5. Q: How many children do you have? A: Two. Q: Is the older one a girl? A: Yes.

What is the probability that the other child is a girl?

Barry Evans (barryevans9@yahoo.com) is still trying to puzzle his way out of the Box of Life.

CAPTION:

1: Turn one switch on and leave it on for two minutes. Turn it off. Turn a second switch on and run upstairs. The warm bulb of one of the two "off" lamps corresponds to the first switch. And, of course, the "on" lamp corresponds to the switch you left on. (I specified "tungsten" because it stays warm, unlike CFLs.)

2: One. Pick a ball out of the B-W hat. If it's white, then this hat contains two white balls (it can't contain one each black and white, since it's incorrectly labeled). So the hat labeled W-W must contain two black balls, and the hat labeled B-B contains one of each. Vice versa if you draw a black ball.

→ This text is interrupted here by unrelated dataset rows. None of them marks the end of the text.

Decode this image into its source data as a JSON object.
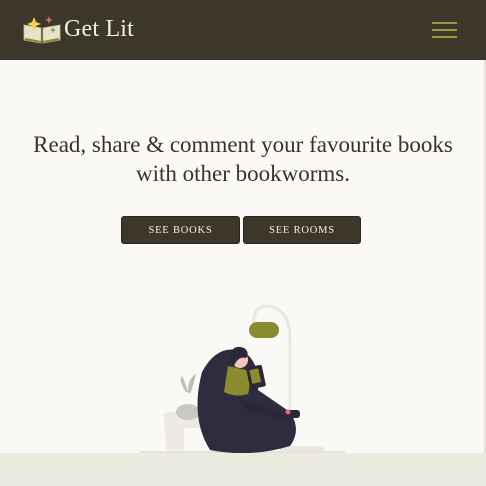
{
  "navbar": {
    "brand_name": "Get Lit",
    "brand_logo_icon": "open-book-sparkle-icon",
    "menu_icon": "hamburger-menu-icon"
  },
  "hero": {
    "headline": "Read, share & comment your favourite books with other bookworms.",
    "buttons": {
      "books_label": "SEE BOOKS",
      "rooms_label": "SEE ROOMS"
    }
  },
  "illustration": {
    "icon": "person-reading-beanbag-icon"
  },
  "colors": {
    "navbar_bg": "#3d362b",
    "accent_olive": "#9a9b3d",
    "page_bg": "#faf9f5",
    "footer_bg": "#ecebe0"
  }
}
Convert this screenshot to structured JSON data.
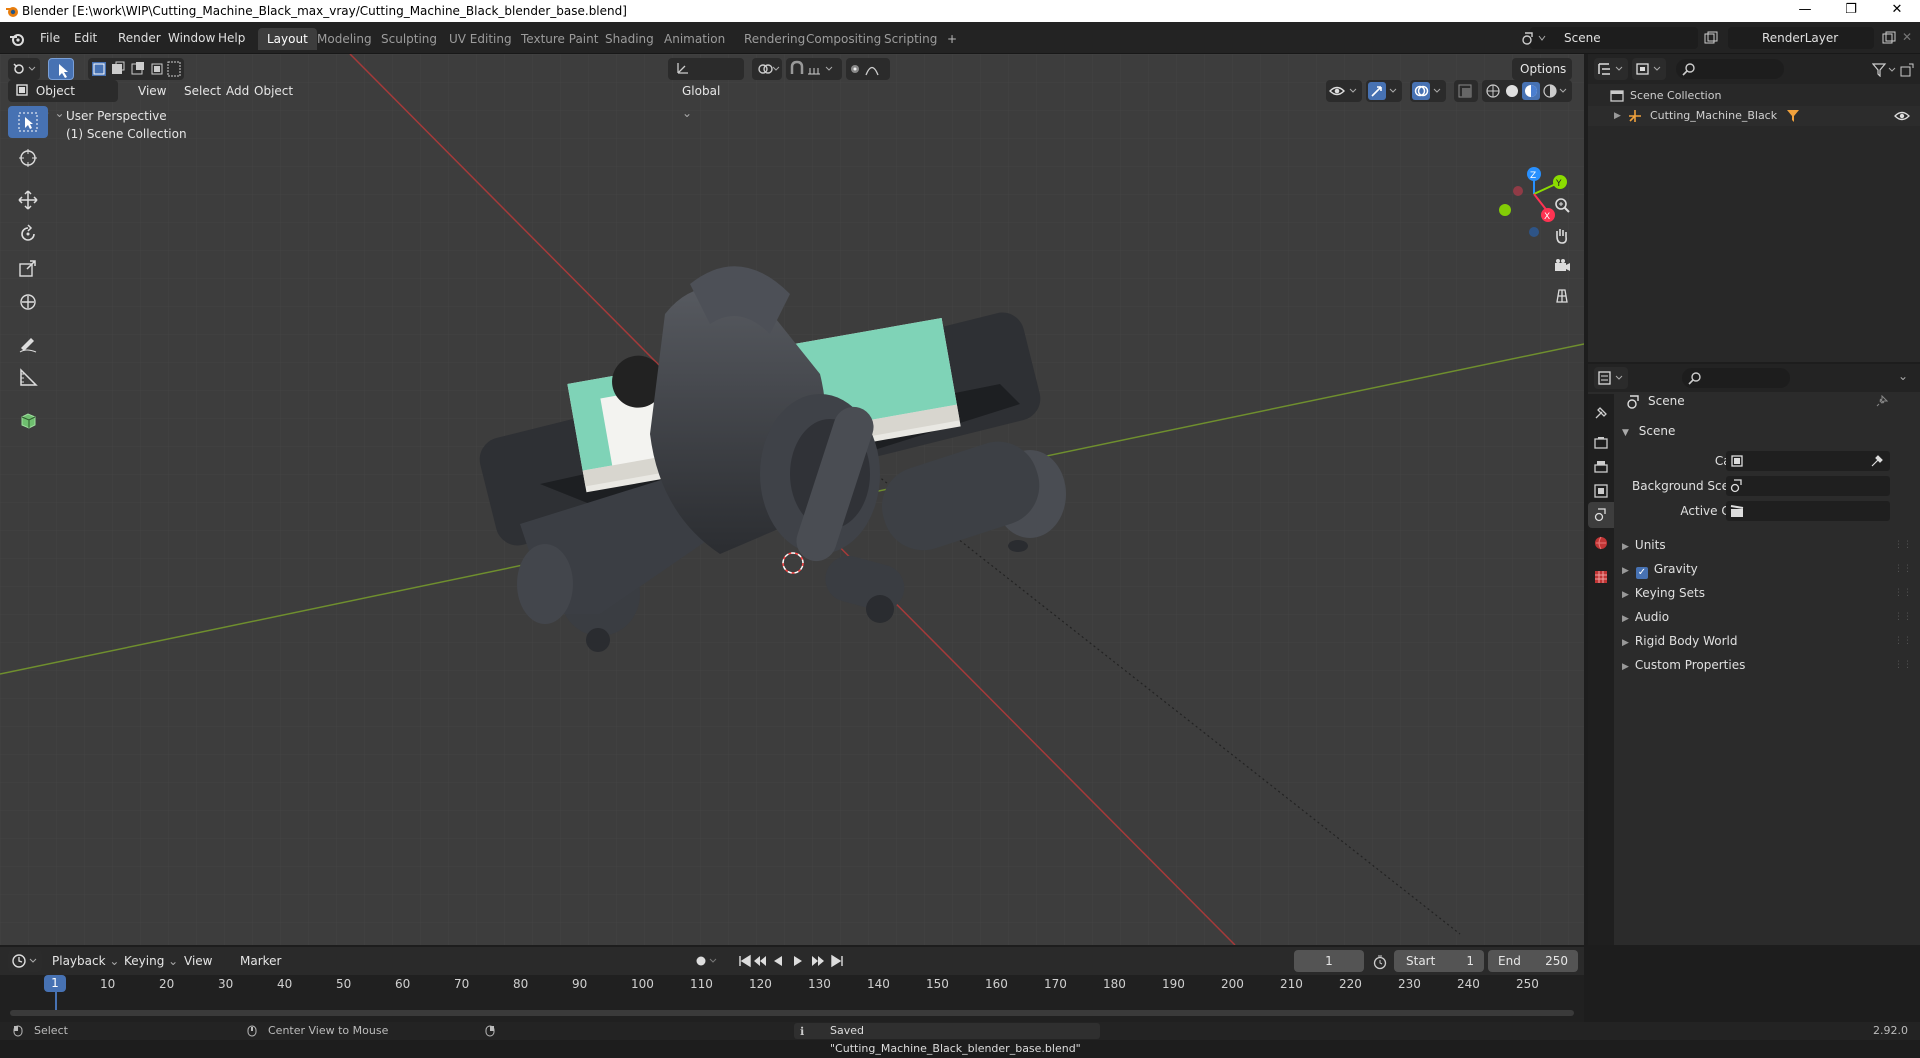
{
  "window": {
    "title": "Blender [E:\\work\\WIP\\Cutting_Machine_Black_max_vray/Cutting_Machine_Black_blender_base.blend]",
    "min": "—",
    "max": "❐",
    "close": "✕"
  },
  "menus": [
    "File",
    "Edit",
    "Render",
    "Window",
    "Help"
  ],
  "workspaces": [
    "Layout",
    "Modeling",
    "Sculpting",
    "UV Editing",
    "Texture Paint",
    "Shading",
    "Animation",
    "Rendering",
    "Compositing",
    "Scripting"
  ],
  "active_workspace": "Layout",
  "scene_name": "Scene",
  "view_layer": "RenderLayer",
  "viewport_header": {
    "mode": "Object Mode",
    "menus": [
      "View",
      "Select",
      "Add",
      "Object"
    ],
    "orientation": "Global",
    "options": "Options"
  },
  "viewport_overlay": {
    "line1": "User Perspective",
    "line2": "(1) Scene Collection"
  },
  "gizmo_axes": {
    "x": "X",
    "y": "Y",
    "z": "Z"
  },
  "outliner": {
    "root": "Scene Collection",
    "items": [
      {
        "label": "Cutting_Machine_Black"
      }
    ]
  },
  "properties": {
    "header": "Scene",
    "panel_title": "Scene",
    "fields": [
      {
        "label": "Camera"
      },
      {
        "label": "Background Scene"
      },
      {
        "label": "Active Clip"
      }
    ],
    "sections": [
      "Units",
      "Gravity",
      "Keying Sets",
      "Audio",
      "Rigid Body World",
      "Custom Properties"
    ],
    "gravity_checked": true
  },
  "timeline": {
    "menus": [
      "Playback",
      "Keying",
      "View",
      "Marker"
    ],
    "current_frame": "1",
    "start_label": "Start",
    "start": "1",
    "end_label": "End",
    "end": "250",
    "ruler": [
      "1",
      "10",
      "20",
      "30",
      "40",
      "50",
      "60",
      "70",
      "80",
      "90",
      "100",
      "110",
      "120",
      "130",
      "140",
      "150",
      "160",
      "170",
      "180",
      "190",
      "200",
      "210",
      "220",
      "230",
      "240",
      "250"
    ]
  },
  "statusbar": {
    "left": "Select",
    "middle": "Center View to Mouse",
    "message": "Saved \"Cutting_Machine_Black_blender_base.blend\"",
    "version": "2.92.0"
  },
  "colors": {
    "accent": "#4772b3",
    "x_axis": "#ff3352",
    "y_axis": "#8bdc00",
    "z_axis": "#2890ff"
  }
}
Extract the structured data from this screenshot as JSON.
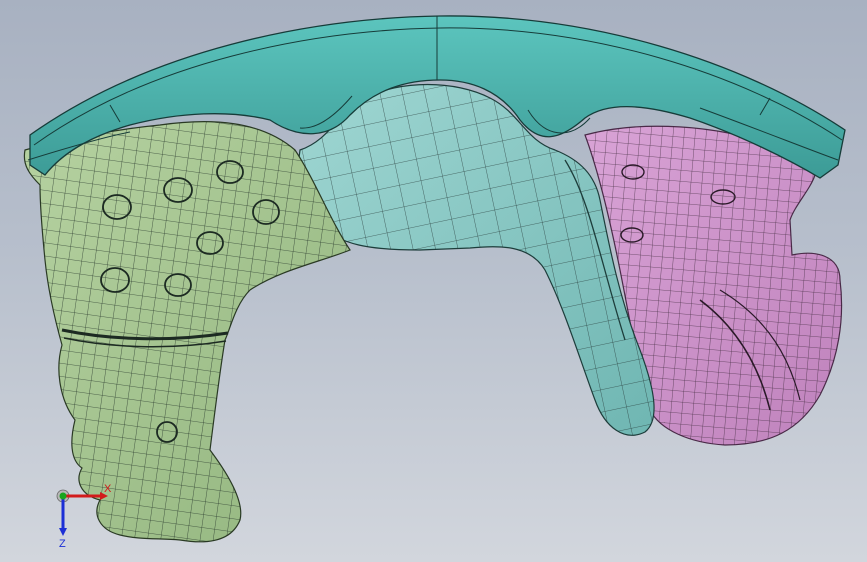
{
  "viewport": {
    "background_top": "#a8b1c1",
    "background_bottom": "#d2d6dd"
  },
  "model": {
    "parts": [
      {
        "name": "arch-band",
        "color": "#4fb4ad"
      },
      {
        "name": "left-part",
        "color": "#a9c795"
      },
      {
        "name": "center-part",
        "color": "#8ccac6"
      },
      {
        "name": "right-part",
        "color": "#cf94cc"
      }
    ],
    "mesh_color": "#1c2a22"
  },
  "triad": {
    "x_label": "X",
    "y_label": "Y",
    "z_label": "Z",
    "x_color": "#d21b1b",
    "y_color": "#19a51e",
    "z_color": "#1c2fd6"
  }
}
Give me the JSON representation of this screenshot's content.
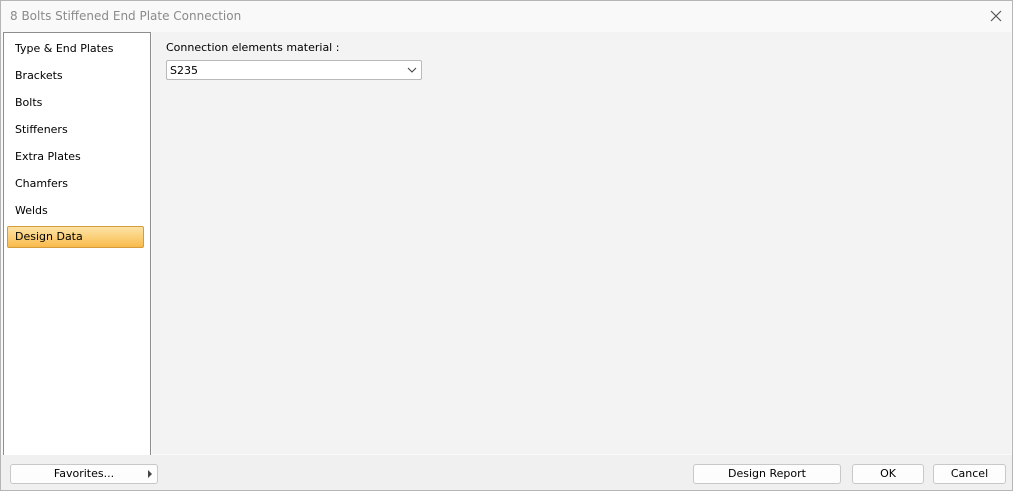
{
  "window": {
    "title": "8 Bolts Stiffened End Plate Connection"
  },
  "nav": {
    "items": [
      {
        "label": "Type & End Plates"
      },
      {
        "label": "Brackets"
      },
      {
        "label": "Bolts"
      },
      {
        "label": "Stiffeners"
      },
      {
        "label": "Extra Plates"
      },
      {
        "label": "Chamfers"
      },
      {
        "label": "Welds"
      },
      {
        "label": "Design Data",
        "selected": true
      }
    ]
  },
  "content": {
    "material_label": "Connection elements material :",
    "material_value": "S235"
  },
  "footer": {
    "favorites_label": "Favorites...",
    "design_report_label": "Design Report",
    "ok_label": "OK",
    "cancel_label": "Cancel"
  },
  "colors": {
    "selection_start": "#fde2a5",
    "selection_end": "#f9b94a",
    "accent": "#8a3fb7"
  },
  "icons": {
    "close": "close-icon",
    "dropdown": "chevron-down-icon",
    "submenu": "chevron-right-icon"
  }
}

3: Fill the 5-gallon pail and pour it into the 3-gallon pail, leaving 2 gallons in the 5-gallon pail. Empty the 3-gallon pail and pour the 2 gallons from the other pail into it. Fill the 5-gallon pail again and use it to top up the 3-gallon pail, leaving 4 gallons. More prosaically, 4 = 5 - [3 - (5 - 3)]

4: 1 in 3. The possibilities are older girl-younger girl, older girl-younger boy, older boy-younger girl, older boy-younger boy (GG-GB-BG-BB). The second answer eliminates BB, leaving three possibilities, only one of which is GG.

5: 1 in 2. Of the four possibilities GG-GB-BG-BB, #3 and #4 are eliminated by the answer to the second question, leaving two possibilities, only one of which is GG. Interesting, isn't it, that knowing the birth order changes the odds?

Diagram: Starting at a vertex, one solution is 1-5-9-2-4-8-3-6-7. (The sum of the digits 1 to 9 is 45; and the sum of the digits on each of the three sides is 3 x 17 = 51, with each vertex being counted twice. So the sum of the vertexes is 51 - 45 = 6, giving 1-2-3 for the vertexes - then it's easy.)